If I have to fight you, I’ll fight you, but I would rather work with you to get a better outcome for my children and for your children.
Sarah: Is there a particular moment when you came to that realization?
Van: Yeah. This morning. (laughs)
It’s a learning, like I said. I was tear gassed during the WTO protests in Seattle, and I think what happened there was an important moment in American politics. I got run over by a police car in D.C. protesting the World Bank in 2000. I know about the need for us to stand up against injustice. I also know about the need for us to stand up for the best in this country.
Here’s the thing: We let people we don’t like tell us what America is. Well the Castro District in San Francisco, that’s America, right? Bayview-Hunter’s Point, Watts, New Bedford, Newark, Appalachia where good working folks are—that’s America, too. I think it’s time for us to stand up for our America and snatch that flag back.
I remember when I was a child, we were told about “liberty and justice for all.” Well, I’m for that! “America the Beautiful,” I’m for that. And I’m willing to oppose the clear-cutters who want to destroy that beauty. I’m willing to oppose the “Drill, baby, drill” and the “Spill, baby, spill” politics that would undercut America’s beauty.

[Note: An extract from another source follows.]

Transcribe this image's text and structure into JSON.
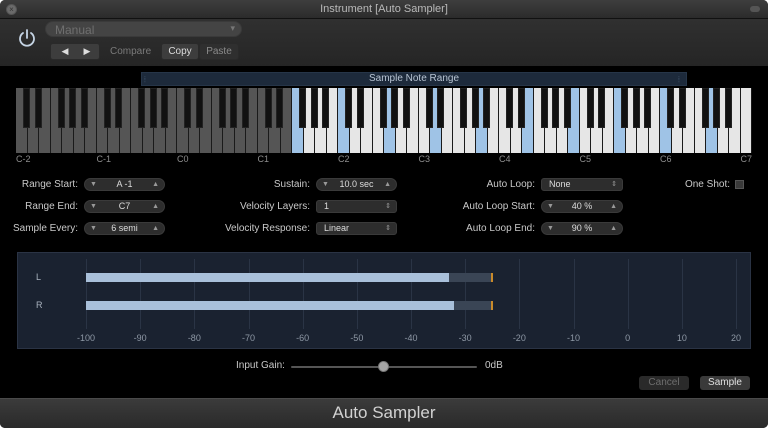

The best gift that we can give the world is a better America. If you want to be a good global citizen, fix America ! You can’t lead a country you don’t love. You can’t save a country you aren’t willing to serve.
So as far as I am concerned, the big contradiction has not been on the right. The big contradiction has been on the left. Allegedly, our politics are the politics of love and redemption, but you sure couldn’t tell it coming to our protests. You sure couldn’t tell it listening to our radio programs. You sure couldn’t tell reading our blogs that we are on the side of love and forgiveness.
So I hope I don’t sound too Pollyanna-ish, but part of a politics of restoration has to do with fixing some of the brokenness inside. Fighting the polluter within, fighting the incarcerator within, fighting the warmonger within—as well as all those things without. That’s where I think the new politics is going to take us.
Sarah: The first time I saw you speak, your first son had just been born, and you were talking about your fears for his future. Now you have two sons, and so much has changed in American politics. How are you are feeling now about your children’s future?
Van: You know, it’s funny. In 2004, there were so many people who were despairing because of John Kerry’s defeat. I felt there was something to be gained by four more years in opposition. I felt there was something to be gained by four more years to actually build a pro-democracy movement that didn’t necessarily fit under the Democratic Party—which is what happened.
I also thought it was time for me to take more responsibility as a father for what was going on and not be content to just protest from the sidelines. I wanted to find ways to build better coalitions and to work on my own issues so that I could be a better bridge builder and continue the work of expanding our pro-democracy movement. I spent the past four years doing that. As a result, I’m much more hopeful.
When Maathai was born, I was excited for him. I said, “This guy’s gonna have a president that looks just like him when he’s eight years old. Going into third grade, he’s never going to have known a president that didn’t look just like him.” Now that’s pretty remarkable. He’s going to see technological innovations and things in his lifetime that will save the world. That’s a good thing. So in four years, not only has the country gotten more hopeful, more determined, more effective, but I hope I have, too. And I hope my kids will benefit.